(DATA FOR PROCESSING):
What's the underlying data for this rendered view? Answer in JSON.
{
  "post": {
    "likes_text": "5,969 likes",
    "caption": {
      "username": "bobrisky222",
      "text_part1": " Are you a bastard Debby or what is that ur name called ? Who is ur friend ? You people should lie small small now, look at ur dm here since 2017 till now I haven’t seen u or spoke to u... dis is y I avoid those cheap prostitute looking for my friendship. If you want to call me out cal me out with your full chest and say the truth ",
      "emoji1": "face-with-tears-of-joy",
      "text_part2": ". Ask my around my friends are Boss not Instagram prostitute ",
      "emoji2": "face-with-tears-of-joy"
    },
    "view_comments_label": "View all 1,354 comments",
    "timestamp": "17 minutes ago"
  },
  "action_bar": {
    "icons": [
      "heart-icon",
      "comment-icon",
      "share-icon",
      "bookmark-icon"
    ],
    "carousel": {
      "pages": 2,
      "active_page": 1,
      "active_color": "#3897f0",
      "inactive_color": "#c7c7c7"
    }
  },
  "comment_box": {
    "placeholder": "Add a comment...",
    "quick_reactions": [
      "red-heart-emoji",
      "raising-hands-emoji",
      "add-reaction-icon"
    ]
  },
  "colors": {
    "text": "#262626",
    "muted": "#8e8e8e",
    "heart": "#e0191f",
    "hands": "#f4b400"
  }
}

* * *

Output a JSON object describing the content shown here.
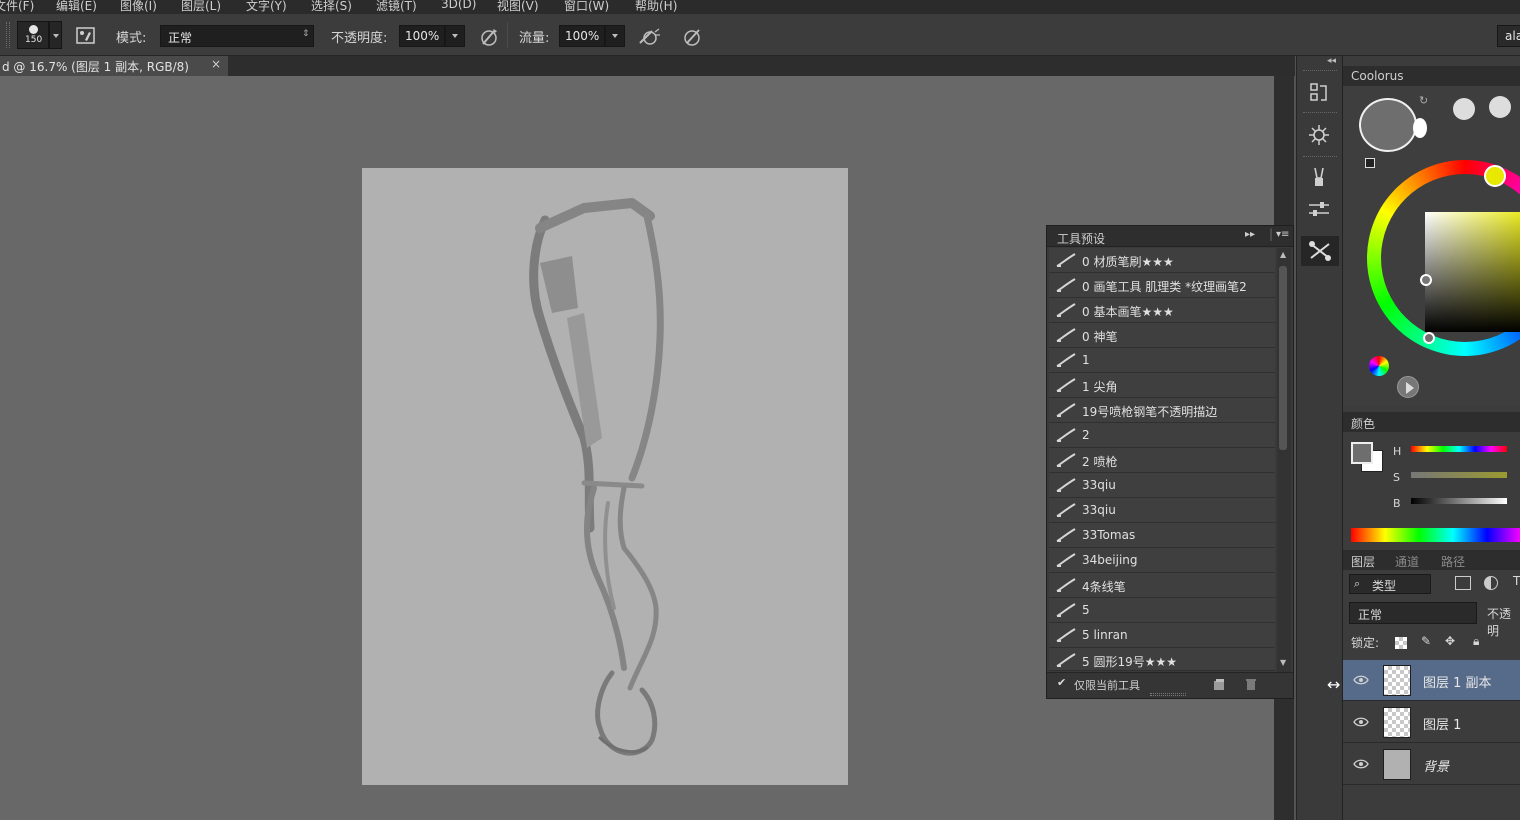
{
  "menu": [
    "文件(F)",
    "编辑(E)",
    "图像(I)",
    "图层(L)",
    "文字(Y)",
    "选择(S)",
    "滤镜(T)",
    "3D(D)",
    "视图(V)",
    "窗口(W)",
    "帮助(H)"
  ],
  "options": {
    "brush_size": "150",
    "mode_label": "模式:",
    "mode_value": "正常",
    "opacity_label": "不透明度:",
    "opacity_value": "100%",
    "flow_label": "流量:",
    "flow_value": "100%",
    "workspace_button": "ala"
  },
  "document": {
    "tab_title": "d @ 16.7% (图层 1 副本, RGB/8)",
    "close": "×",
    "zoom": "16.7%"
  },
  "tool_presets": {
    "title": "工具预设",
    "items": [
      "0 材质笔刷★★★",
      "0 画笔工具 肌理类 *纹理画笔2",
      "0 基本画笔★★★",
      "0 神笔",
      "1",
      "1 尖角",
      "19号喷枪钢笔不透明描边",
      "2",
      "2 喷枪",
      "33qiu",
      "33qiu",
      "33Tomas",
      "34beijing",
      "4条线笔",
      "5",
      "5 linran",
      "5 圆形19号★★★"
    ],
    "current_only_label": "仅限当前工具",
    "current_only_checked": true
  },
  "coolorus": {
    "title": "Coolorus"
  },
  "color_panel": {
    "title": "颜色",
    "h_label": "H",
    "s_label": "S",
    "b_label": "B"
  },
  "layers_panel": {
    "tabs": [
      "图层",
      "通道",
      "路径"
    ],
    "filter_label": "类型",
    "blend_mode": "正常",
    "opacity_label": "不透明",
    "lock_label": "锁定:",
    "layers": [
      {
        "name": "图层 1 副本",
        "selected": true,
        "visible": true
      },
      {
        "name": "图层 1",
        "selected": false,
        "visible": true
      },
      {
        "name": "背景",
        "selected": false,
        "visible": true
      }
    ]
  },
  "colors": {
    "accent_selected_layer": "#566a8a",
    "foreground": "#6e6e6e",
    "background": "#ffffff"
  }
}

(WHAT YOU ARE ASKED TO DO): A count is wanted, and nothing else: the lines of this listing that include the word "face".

(WORKED SOLUTION): 2